As Elvis gets into the new case, we are of course re-introduced to Joe Pike, Cole's enigmatic partner, radiating both menace and calm. We like to think Crais honors the tradition of the sidekick with Joe Pike. That's tradition, not cliche'. Not to mention that Crais has spent an incredible amount of time, and most of L. A. Requiem, giving full voice to Pike as a core value of the series. And we are re-introduced to Carol Starkey, first seen in Demolition Angel, and fast becoming vital to this series as well. The voice with which Crais writes her scenes is full of grit and honey. She is a great character and brings the series a fresh breath. There are numerous scenes with Starkey where the empathetic reader will nearly ache for her, she's written that well.
Pike and Starkey pitch in to help Elvis deal with the possibilities this case presents, and they are many. Elvis had a very organized mythology about his unknown father, and the idea that lying on a slab in the morgue might be the icon of that mythology, and could either codify or explode that mythology, staggers him.
Crais brings us to a point where we realize that, hey, we really don't know that much about Elvis' youth. We've known just enough, but it's limited. The soul of The Forgotten Man is the light Crais shines on young Elvis' quest to find his father. We meet people are vital to what Cole has become, and some of them play a role in the book's current events as well, so that's fun.
Over the course of the last three books, Crais has been taking Elvis down a pretty dark road. The first few books in the series were more of the straight-ahead variety. Massively entertaining, laugh-out-loud funny in places, action-packed and dialogue-smart. Then, as we moved into Indigo Slam and Sunset Express, it was clear Crais wasn't content in that place, that he was going to challenge us, and we'd best keep up.
With the last three books, he's shifting the borders of the PI novel. Crais' game has benefited much from the long break between L. A. Requiem and The Last Detective, when he wrote stand-alone best-sellers Demolition Angel and Hostage. The freedom gained from working outside the genre, plus the clout the success of the stand-alones brought, has allowed him to seamlessly push genre limits.

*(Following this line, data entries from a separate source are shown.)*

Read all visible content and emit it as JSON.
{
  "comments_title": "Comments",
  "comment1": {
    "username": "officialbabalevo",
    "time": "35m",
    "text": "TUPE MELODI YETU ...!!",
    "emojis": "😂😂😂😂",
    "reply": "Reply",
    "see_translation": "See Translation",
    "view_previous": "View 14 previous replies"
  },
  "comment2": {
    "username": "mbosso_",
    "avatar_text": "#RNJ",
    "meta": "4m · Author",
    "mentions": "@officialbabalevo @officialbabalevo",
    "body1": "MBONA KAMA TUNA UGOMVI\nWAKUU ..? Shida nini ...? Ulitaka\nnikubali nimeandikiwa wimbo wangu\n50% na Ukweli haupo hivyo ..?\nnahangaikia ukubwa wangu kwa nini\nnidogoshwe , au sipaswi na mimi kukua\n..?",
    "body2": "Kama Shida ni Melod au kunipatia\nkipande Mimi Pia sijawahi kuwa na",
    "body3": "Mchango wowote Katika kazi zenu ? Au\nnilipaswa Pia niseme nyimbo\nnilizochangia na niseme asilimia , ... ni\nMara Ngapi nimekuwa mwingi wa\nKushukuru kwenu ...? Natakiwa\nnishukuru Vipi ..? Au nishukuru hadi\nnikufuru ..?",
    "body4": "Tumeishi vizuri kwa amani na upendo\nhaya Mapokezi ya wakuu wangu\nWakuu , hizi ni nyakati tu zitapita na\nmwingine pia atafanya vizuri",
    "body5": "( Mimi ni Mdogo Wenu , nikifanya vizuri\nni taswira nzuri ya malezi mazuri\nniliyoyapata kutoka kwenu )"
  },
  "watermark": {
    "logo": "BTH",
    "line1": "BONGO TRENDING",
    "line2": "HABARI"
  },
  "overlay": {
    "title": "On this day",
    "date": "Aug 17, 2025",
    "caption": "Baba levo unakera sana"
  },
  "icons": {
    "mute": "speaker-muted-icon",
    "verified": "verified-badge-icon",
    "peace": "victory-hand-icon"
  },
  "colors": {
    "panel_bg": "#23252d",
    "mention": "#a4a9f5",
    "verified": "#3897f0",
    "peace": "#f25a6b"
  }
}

We go deep into the story of Elvis, the youngster who saturated a road-weary carnival crew with his lost-boy energy as he searched for his father, believed to be a vagabond performer. We forget the web of homicidal deviation Crais is weaving in a separate narrative. But when we are brought back, it's with a series of jolts that refresh our memories of the potential darkness of the human heart. It becomes clear early on that Elvis is hunting a psychopath, and it doesn't take too long for the tables to turn him, unknowingly, from hunter to hunted.
Lest you think this all sounds too morose, think again. The things that have become tradition in Elvisland---the investigational set-pieces, the snappy banter between Elvis and pretty much everyone---they are here, and they are better than ever. The shadings Crais has given to his characters over the course of nearly 20 years give more resonance to the humor. It becomes an island in a sea of relentless narrative propulsion.
So, let's talk about the end. When you read it, you can almost picture Crais wiping the sweat from his own brow. It's breakneck fiction at its prime, and will make for you a happy prison until you finish. And it's made more real by the interludes that come before it, the heartbreaking recollections of Elvis' young life. The way Crais' weaves the two concepts together is startling.
The Forgotten Man is the first great mystery novel of 2005. I can't imagine many more joining its rarified air. Crais has evolved and matured as a writer in a way that connects with the central nervous system of the reader, and to that, I must simply quote another Elvis and say--thank you very much!